“We were trying to be as COVID-safe as possible and it was really empowering to be with people who shared the same mindset and understood that this decision is unacceptable,” she said.

Jordan Buchman, YDSA chair and third-year computer science major, said the crowd was invigorating.

“It probably varied depending on where you were in the protest but I feel like everybody was energized about what was going on,” he said. “There was a lot of chanting and people seemed enthusiastic to keep going. It went all the way downtown and stayed there for a while.”

By 5:30 p.m., groups of students were gathered in front of the Northeastern sign on Centennial, drawing and painting statements onto cardboard signs: one sign read, “Breonna Taylor, Say Her Name,” while another read, “No Justice, No Peace.” Afterwards, students went to the protest that began in Nubian Square, which was organized by the group Solidarity Against Hate Boston. At Government Center, where the march ended, protesters delivered speeches calling out the Boston Police Department for wearing protective gear despite the request from Mayor Martin J. Walsh to hold peaceful protests. 

“I think it’s just important to mobilize and organize, especially in a city like Boston. It shows that [systemic racism is] a problem everywhere,” said David Scheckel, a graduate student in the YDSA political education position. 

Northeastern students who attended the event strongly opposed the ruling of Taylor’s case.
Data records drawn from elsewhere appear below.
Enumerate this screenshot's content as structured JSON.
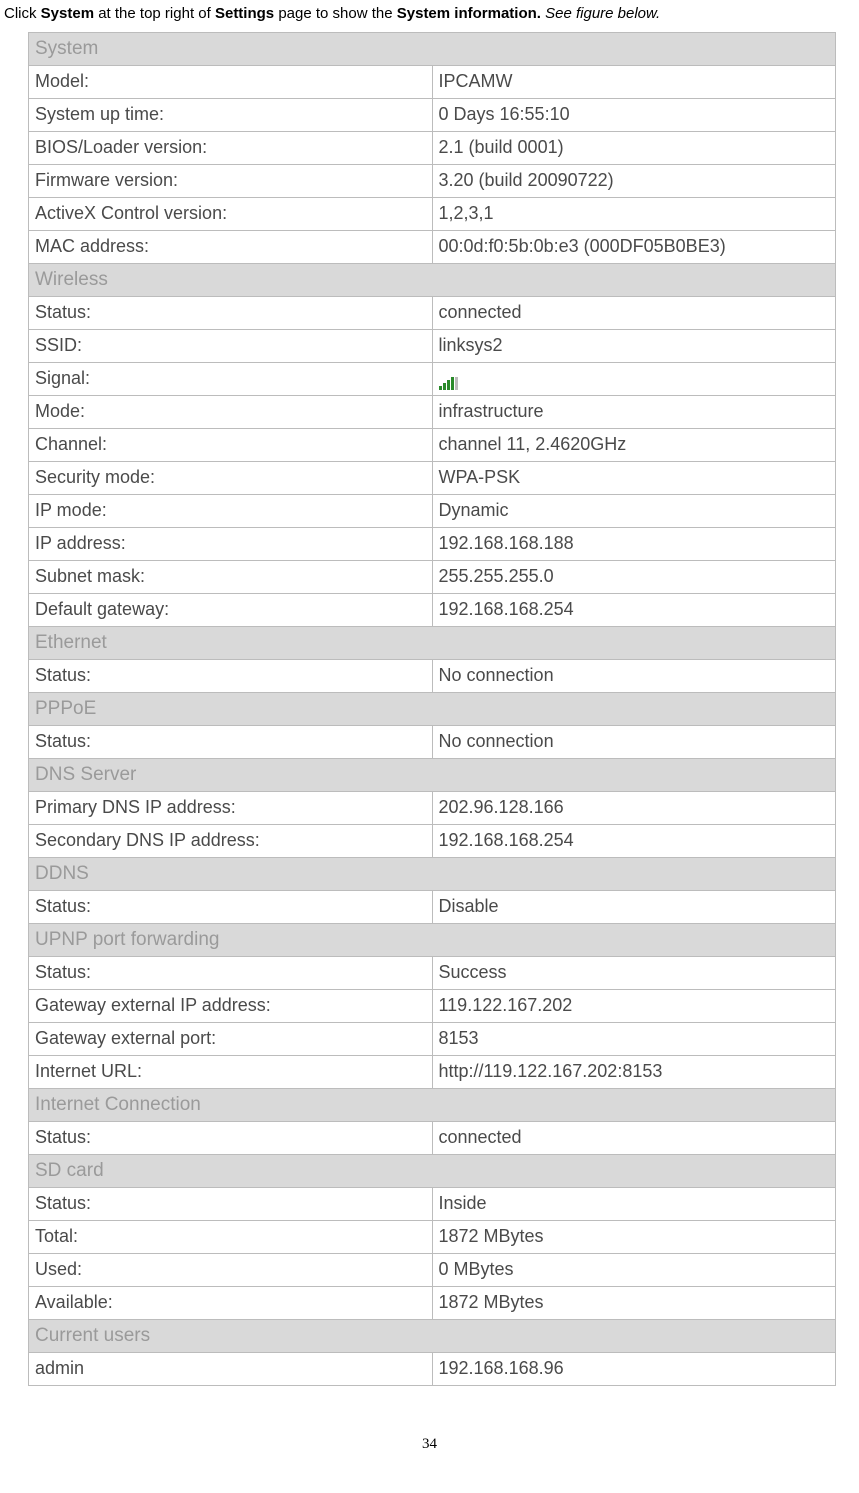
{
  "instruction": {
    "prefix": "Click ",
    "bold1": "System",
    "mid1": " at the top right of ",
    "bold2": "Settings",
    "mid2": " page to show the ",
    "bold3": "System information.",
    "italic": " See figure below."
  },
  "sections": [
    {
      "title": "System",
      "rows": [
        {
          "label": "Model:",
          "value": "IPCAMW"
        },
        {
          "label": "System up time:",
          "value": "0 Days 16:55:10"
        },
        {
          "label": "BIOS/Loader version:",
          "value": "2.1 (build 0001)"
        },
        {
          "label": "Firmware version:",
          "value": "3.20 (build 20090722)"
        },
        {
          "label": "ActiveX Control version:",
          "value": "1,2,3,1"
        },
        {
          "label": "MAC address:",
          "value": "00:0d:f0:5b:0b:e3 (000DF05B0BE3)"
        }
      ]
    },
    {
      "title": "Wireless",
      "rows": [
        {
          "label": "Status:",
          "value": "connected"
        },
        {
          "label": "SSID:",
          "value": "linksys2"
        },
        {
          "label": "Signal:",
          "value": "__SIGNAL_ICON__"
        },
        {
          "label": "Mode:",
          "value": "infrastructure"
        },
        {
          "label": "Channel:",
          "value": "channel 11, 2.4620GHz"
        },
        {
          "label": "Security mode:",
          "value": "WPA-PSK"
        },
        {
          "label": "IP mode:",
          "value": "Dynamic"
        },
        {
          "label": "IP address:",
          "value": "192.168.168.188"
        },
        {
          "label": "Subnet mask:",
          "value": "255.255.255.0"
        },
        {
          "label": "Default gateway:",
          "value": "192.168.168.254"
        }
      ]
    },
    {
      "title": "Ethernet",
      "rows": [
        {
          "label": "Status:",
          "value": "No connection"
        }
      ]
    },
    {
      "title": "PPPoE",
      "rows": [
        {
          "label": "Status:",
          "value": "No connection"
        }
      ]
    },
    {
      "title": "DNS Server",
      "rows": [
        {
          "label": "Primary DNS IP address:",
          "value": "202.96.128.166"
        },
        {
          "label": "Secondary DNS IP address:",
          "value": "192.168.168.254"
        }
      ]
    },
    {
      "title": "DDNS",
      "rows": [
        {
          "label": "Status:",
          "value": "Disable"
        }
      ]
    },
    {
      "title": "UPNP port forwarding",
      "rows": [
        {
          "label": "Status:",
          "value": "Success"
        },
        {
          "label": "Gateway external IP address:",
          "value": "119.122.167.202"
        },
        {
          "label": "Gateway external port:",
          "value": "8153"
        },
        {
          "label": "Internet URL:",
          "value": "http://119.122.167.202:8153"
        }
      ]
    },
    {
      "title": "Internet Connection",
      "rows": [
        {
          "label": "Status:",
          "value": "connected"
        }
      ]
    },
    {
      "title": "SD card",
      "rows": [
        {
          "label": "Status:",
          "value": "Inside"
        },
        {
          "label": "Total:",
          "value": "1872 MBytes"
        },
        {
          "label": "Used:",
          "value": "0 MBytes"
        },
        {
          "label": "Available:",
          "value": "1872 MBytes"
        }
      ]
    },
    {
      "title": "Current users",
      "rows": [
        {
          "label": "admin",
          "value": "192.168.168.96"
        }
      ]
    }
  ],
  "page_number": "34"
}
Noah Colbert, a first-year mathematics major, described the verdict as a blow to the psyche of Black children across the U.S.

“Even though I didn’t have high hopes for the ruling, I think bringing justice to Breonna Taylor would do a lot for millions of Black kids, specifically Black girls, to tell them their lives matter,” he said.

Colbert said he attended the protest to come to terms with the entire Breonna Taylor case.

“Personally, I don’t believe that protests are always a meaningful way of addressing problems, but I felt that it was something I had to attend to show my own support,” he said. “Sometimes even if you don’t think protests make a big difference they can be helpful with coping.”

Cohen said he viewed the grand jury verdict as another tipping point in the greater fight for social justice.

“There are moments in the ebb and flow of these stories where popular sentiment hits the crest of a wave,” Cohen said. “When those moments happen it’s important that people show up because it sends the message that there is a certain breaking point where people won’t stand by and idly accept these decisions.”

Boudoukara attended a Boston protest in late May after the death of George Floyd and said she was glad to find that the atmosphere was calmer in September.

“The one in May turned a bit violent towards the end of the night, so I think that was my perception of what the protest on Friday would be, but overall it went very well,” she said. “There was a very heavy police presence, unfortunately, but besides that, I thought it was very peaceful.”

Cohen observed a similar scene, saying that “people were overall very respectful and conscious that we were there to honor somebody and act in their memory.”

While recalling the protest, Sisman emphasized the energy of being surrounded by people marching for the same cause, demanding justice for Breonna Taylor.

“[The protest] was very exciting, it felt amazing to have thousands of people marching in solidarity for the same cause,” Sisman said. “I don’t think I can put into one statement how incredible the protest was.”

Furthermore, Sisman explained the importance of the protest as well as the potential impact of pressure and support from students and organizations.

“The most important point is that direct actions can not keep dying down. Time and time again, protests blow up and then fizzle out with the piecemeal change from politicians,” Sisman said. “So long as Northeastern YDSA has the organizational capacity to pile on the pressure to local politicians, we will do so.”